Dataset items:

———

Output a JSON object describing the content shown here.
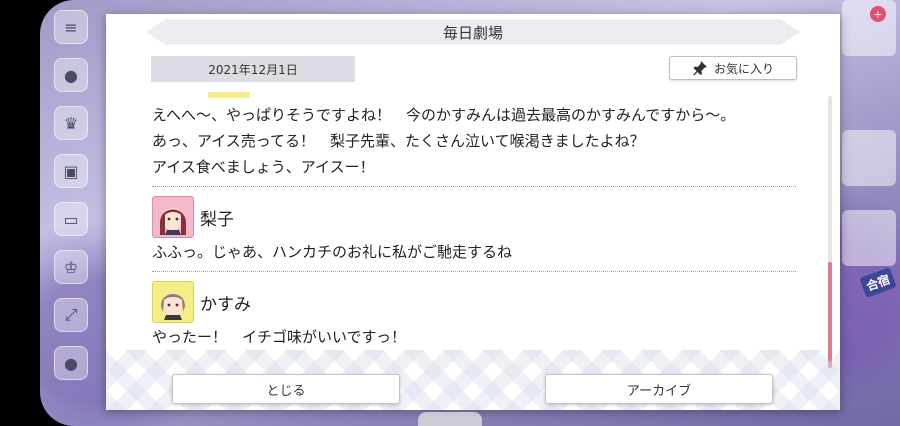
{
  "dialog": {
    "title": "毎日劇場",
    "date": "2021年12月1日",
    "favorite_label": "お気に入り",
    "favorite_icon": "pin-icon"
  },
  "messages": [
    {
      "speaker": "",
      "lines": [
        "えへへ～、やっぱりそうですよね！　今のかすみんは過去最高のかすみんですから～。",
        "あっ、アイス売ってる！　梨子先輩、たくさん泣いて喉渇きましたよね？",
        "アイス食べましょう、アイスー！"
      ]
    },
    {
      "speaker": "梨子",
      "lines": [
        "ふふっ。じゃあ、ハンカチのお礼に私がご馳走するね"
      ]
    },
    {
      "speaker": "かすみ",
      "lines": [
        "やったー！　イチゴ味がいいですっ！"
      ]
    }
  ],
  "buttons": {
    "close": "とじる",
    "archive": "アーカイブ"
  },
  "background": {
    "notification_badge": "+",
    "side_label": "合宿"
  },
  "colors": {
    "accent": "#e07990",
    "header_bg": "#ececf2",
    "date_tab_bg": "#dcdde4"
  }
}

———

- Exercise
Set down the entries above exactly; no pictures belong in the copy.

- Written answer
Output a JSON object describing the content shown here.
{
  "dialog": {
    "title": "毎日劇場",
    "date": "2021年12月1日",
    "favorite_label": "お気に入り",
    "favorite_icon": "pin-icon"
  },
  "messages": [
    {
      "speaker": "",
      "lines": [
        "えへへ～、やっぱりそうですよね！　今のかすみんは過去最高のかすみんですから～。",
        "あっ、アイス売ってる！　梨子先輩、たくさん泣いて喉渇きましたよね？",
        "アイス食べましょう、アイスー！"
      ]
    },
    {
      "speaker": "梨子",
      "lines": [
        "ふふっ。じゃあ、ハンカチのお礼に私がご馳走するね"
      ]
    },
    {
      "speaker": "かすみ",
      "lines": [
        "やったー！　イチゴ味がいいですっ！"
      ]
    }
  ],
  "buttons": {
    "close": "とじる",
    "archive": "アーカイブ"
  },
  "background": {
    "notification_badge": "+",
    "side_label": "合宿"
  },
  "colors": {
    "accent": "#e07990",
    "header_bg": "#ececf2",
    "date_tab_bg": "#dcdde4"
  }
}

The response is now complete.